Got a few copies of this avant turntable masterpiece back in, figured we'd relist it in anticipation of the almost for sure upcoming Strotter Inst instore!
We are huge fans of weird turntable music, from Jeck, to Gum, to Otomo Yoshihide, to Martin Tetrault, but as much as we love all of those folks, our heart belongs to Strotter Inst., aka, Christoph Hess, an older Swiss turntable mad scientist, who creates Frankensteinian record players with multiple arms, weird obstructions forcing the needle to jump and skip, strange strings and rubber bands, that the moving parts pluck and strike, all creating gorgeous mechanical symphonies of sound, with JUST the player, when the manipulated records are added (and they often are NOT), things only get more expansive and lush and amazing.
This latest release from Hess finds his interest in fucking with lps and their players extending to even the pressing process, with the various tracks mastered at different speeds, requiring a small diagram on the label demonstrating which part of which side plays at which speed. Not that it necessarily matters, as Hess' crazy sonic concoctions sound great at any speed.
The sounds here follow on from those on the many other records of his we've reviewed, like some sort of minimal DIY krautrock, or a band like Avarus, populated exclusively by homebuilt noise making robots, all assembled from turntables, it is unbelievable to hear these sounds and know they were designed and planned by Hess, but it's the machines that are creating these gorgeous hypnotic rhythmscapes.
Hypnotic, repetitive, cyclical, but always shifting subtly, crackle, scrape, rumble, hiss, skip, all deftly arranged into propulsive grooves, the rubber bands offering up melody, strange rubbery tones, percussive, but definitely melodic, while the turntable itself, when not striking or plucking the bands, unleashes strange grinding rhythms, peppered with percussive scapes, haunting textural whirs, the rhythms almost tribal, often skeletal and sparse, but just as often dense and layered, when the records are included in the sound making, the various manipulated grooves, spit out even more strange clicks and moans and bleeps and even some strangely appropriate counter rhythms.
Absolutely fantastic stuff, we would imagine as amazing to see as to hear, lucky for us, there's a good chance, Hess will be in the US soon, and will hopefully be visiting aQ for a demonstration / performance.

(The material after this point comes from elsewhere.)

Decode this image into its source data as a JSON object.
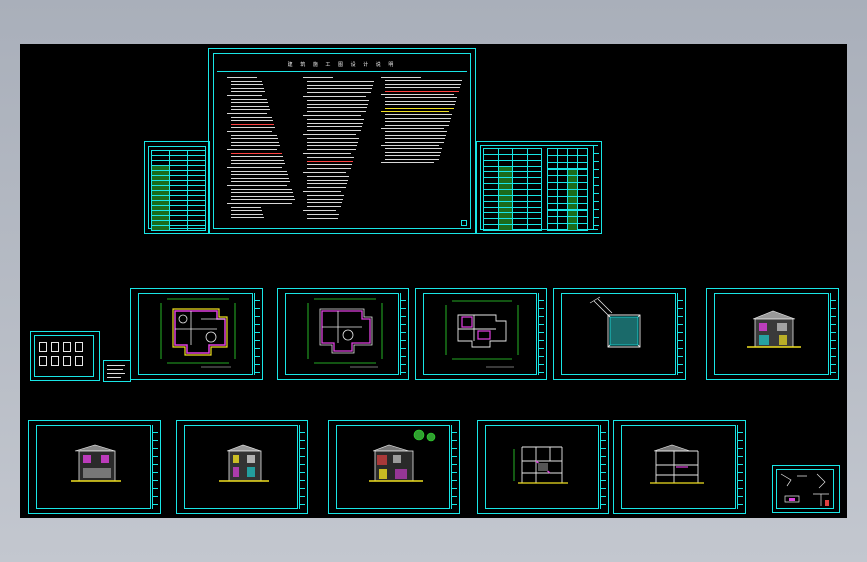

Friday, June 4, 2010

New Arrivals #347

Man, we're cranking 'em out! Got this one done pretty early, too. Looky here.

Records Of The Week:

THE CARETAKER "Persistent Repetition Of Phrases" (History Always Favors The Winners) cd $17.98
Finally repressed on cd, this blurred, gloriously sprawling, murky, looped and mesmeric ghostjazz dreamscape songsuite!
EMERALDS "Does It Look Like I'm Here?" (Editions Mego) cd/2lp $16.98/$27.00
More kosmische kraut drone explorations from these long time aQ faves, gorgeous glowing spaced out ambience, now in pop song sized chunks!
PIANOS BECOME THE TEETH "Old Pride" (Top Shelf) cd $10.98
Modern day screamo meets, brooding slow build post rock, majestic and epic and chaotic and emo(tional)!
MASTER MUSICIANS OF BUKKAKE "Totem Two" (Important) cd/lp $14.98/$21.00
Ominously, exotically evocative cinematic ambience, "Sun City Girls meet latter-day Earth".